Ngozi Okonjo-Iweala, Nigeria's finance minister, is gaining favor from several quarters for the presidency of the World Bank over two rival contenders. 

Mohamed El-Erian, co-chief investment officer of Pimco, the world's largest bond investment firm, wrote in a recent commentary that she should dominate the field. His views echo those of several prominent observers.

Jim Yong Kim, president of Dartmouth College, is the American candidate. Jose Antonio Ocampo, a Colombian economist, is the third candidate for the presidency of the World Bank, whose stated mission is to reduce poverty and support development using tools like loans and grants.

Kim, while an inspired nominee from President Barack Obama, is not the best choice, said El-Erian, who decried the feudalistic practice of permanent American control of the bank presidency.

Former World Bank economist William Easterly, referring to Kim, told the Washington Post the top job requires a mind-set to allocate scarce funds, rather than approaching the problem as if we have unlimited resources for suffering people. Frankly, I see some danger signs in this kind of pick. 

The Dartmouth president's closest experience of leading a large international institution was heading the World Health Organization's HIV/AIDS department.

Aside from the lack of operational experience, Kim may lack the global Rolodex vital to doing this job, said columnist Edward Luce of the Financial Times, which also has written that the World Bank president should have a command of macroeconomics.

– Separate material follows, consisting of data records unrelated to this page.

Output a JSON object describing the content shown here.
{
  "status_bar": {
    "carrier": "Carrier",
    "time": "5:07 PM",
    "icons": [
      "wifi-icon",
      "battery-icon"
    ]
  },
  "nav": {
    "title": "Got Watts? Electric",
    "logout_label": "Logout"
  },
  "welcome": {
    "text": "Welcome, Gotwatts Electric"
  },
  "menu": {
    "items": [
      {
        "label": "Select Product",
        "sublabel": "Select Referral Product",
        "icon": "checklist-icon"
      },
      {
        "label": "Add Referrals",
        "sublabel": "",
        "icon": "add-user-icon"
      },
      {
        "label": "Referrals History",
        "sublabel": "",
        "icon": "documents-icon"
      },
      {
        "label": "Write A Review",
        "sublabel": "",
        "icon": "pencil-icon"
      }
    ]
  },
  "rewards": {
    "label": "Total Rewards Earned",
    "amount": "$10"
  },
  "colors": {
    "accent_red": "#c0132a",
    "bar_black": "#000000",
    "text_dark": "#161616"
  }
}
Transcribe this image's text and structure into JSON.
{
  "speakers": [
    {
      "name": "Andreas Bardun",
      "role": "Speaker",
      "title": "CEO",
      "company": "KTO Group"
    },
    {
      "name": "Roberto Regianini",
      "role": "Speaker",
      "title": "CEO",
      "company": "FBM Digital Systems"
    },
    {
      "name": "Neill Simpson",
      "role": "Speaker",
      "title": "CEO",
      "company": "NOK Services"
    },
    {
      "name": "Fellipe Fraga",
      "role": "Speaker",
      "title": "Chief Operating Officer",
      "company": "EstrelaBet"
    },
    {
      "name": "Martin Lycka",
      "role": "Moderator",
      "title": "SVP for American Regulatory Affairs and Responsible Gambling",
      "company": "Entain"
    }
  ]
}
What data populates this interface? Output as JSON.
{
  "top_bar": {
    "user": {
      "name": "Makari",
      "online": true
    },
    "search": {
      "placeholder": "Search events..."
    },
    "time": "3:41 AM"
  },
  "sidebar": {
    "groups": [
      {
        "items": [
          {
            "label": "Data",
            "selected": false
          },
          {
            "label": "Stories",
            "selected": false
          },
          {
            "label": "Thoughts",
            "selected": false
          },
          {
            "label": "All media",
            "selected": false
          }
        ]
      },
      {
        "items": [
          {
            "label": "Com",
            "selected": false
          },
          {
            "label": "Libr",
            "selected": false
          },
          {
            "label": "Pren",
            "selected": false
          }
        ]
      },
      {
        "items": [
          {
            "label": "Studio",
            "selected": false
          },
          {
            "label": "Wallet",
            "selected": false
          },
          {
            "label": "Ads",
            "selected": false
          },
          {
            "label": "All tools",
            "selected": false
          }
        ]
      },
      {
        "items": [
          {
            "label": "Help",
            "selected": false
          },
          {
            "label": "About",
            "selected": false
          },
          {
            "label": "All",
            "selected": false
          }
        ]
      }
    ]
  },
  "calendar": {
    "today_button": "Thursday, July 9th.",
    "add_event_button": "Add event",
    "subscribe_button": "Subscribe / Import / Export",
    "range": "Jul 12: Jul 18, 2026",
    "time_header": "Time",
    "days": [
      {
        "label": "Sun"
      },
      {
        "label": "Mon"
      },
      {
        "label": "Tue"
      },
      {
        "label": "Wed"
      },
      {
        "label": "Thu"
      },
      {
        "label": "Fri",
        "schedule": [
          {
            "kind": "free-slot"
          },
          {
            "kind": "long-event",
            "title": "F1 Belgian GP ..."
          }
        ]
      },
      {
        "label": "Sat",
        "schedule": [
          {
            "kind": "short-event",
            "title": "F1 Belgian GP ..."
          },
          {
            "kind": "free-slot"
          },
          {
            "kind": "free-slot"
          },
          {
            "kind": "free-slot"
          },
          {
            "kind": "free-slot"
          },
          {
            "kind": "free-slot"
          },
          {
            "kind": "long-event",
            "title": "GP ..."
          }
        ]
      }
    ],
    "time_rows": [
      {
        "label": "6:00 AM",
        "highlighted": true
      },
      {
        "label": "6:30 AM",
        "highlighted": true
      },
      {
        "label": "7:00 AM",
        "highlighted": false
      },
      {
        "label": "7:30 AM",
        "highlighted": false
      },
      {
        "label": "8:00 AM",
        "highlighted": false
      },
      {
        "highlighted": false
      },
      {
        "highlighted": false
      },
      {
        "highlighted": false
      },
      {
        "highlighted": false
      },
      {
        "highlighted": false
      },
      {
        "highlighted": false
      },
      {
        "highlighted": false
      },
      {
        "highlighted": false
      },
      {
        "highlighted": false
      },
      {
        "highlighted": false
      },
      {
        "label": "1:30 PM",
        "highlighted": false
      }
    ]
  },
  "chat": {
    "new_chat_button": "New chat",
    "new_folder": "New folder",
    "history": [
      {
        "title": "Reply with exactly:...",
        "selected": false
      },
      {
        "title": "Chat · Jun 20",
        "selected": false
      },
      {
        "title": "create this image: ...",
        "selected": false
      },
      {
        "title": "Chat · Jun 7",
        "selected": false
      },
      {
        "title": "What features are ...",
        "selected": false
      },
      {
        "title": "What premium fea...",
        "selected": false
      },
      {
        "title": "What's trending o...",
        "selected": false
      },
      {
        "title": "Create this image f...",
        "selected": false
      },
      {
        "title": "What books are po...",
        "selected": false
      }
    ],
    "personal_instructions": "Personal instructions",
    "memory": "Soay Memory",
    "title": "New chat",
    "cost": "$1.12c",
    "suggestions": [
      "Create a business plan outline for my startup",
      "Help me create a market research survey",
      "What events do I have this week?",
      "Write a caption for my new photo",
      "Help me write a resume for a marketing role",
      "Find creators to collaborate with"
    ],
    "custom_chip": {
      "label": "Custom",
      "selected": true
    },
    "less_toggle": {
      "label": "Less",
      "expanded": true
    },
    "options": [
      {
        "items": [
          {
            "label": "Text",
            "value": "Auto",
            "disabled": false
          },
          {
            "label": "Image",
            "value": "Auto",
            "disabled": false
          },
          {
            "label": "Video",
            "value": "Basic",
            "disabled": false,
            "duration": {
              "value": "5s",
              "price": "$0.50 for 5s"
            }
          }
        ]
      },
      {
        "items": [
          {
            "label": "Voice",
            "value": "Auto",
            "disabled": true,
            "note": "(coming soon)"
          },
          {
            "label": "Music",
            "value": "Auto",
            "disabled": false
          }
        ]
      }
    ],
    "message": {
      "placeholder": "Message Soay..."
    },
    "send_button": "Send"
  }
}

Okonjo-Iweala, on the other hand, has built a resume that makes her splendidly qualified, many observers say. She has a Ph.D. in regional economics and development from the Massachusetts Institute of Technology and used her own global Rolodex to negotiate a debt reduction of 60 percent on Nigeria's $31 billion debt to the Paris Club in 2005 as the country's finance minister.

Reuters blogger Felix Salmon called her handling of Nigeria's debt reduction an astonishing feat of negotiating prowess, not least because the Paris Club had never before allowed a country to buy back its debt below par, let alone 60 [percent] below par.

Okonjo-Iweala also managed to increase transparency in the famously corrupt Nigerian government during her tenure.

Before becoming Nigeria's finance minister in 2003, she worked as the vice-president and corporate secretary of the World Bank.

From late 2007 to part of 2011, she was also the World Bank's managing director, in effect a deputy to Bob Zoellick, the outgoing president...[knowing] the institution inside out, wrote Luce.

El-Erian speculates that U.S. officials know Kim is not the best candidate. But they seem more attached to America's historic entitlement of having an American as the World Bank president, thereby opting to oppose Okonjo-Iweala, whom he sees as the best choice.

When economists from the World Bank visit poor countries to dispense cash and advice, they routinely tell governments to reject cronyism and fill each important job with the best candidate available. It is good advice. The World Bank should take it, opined the Economist.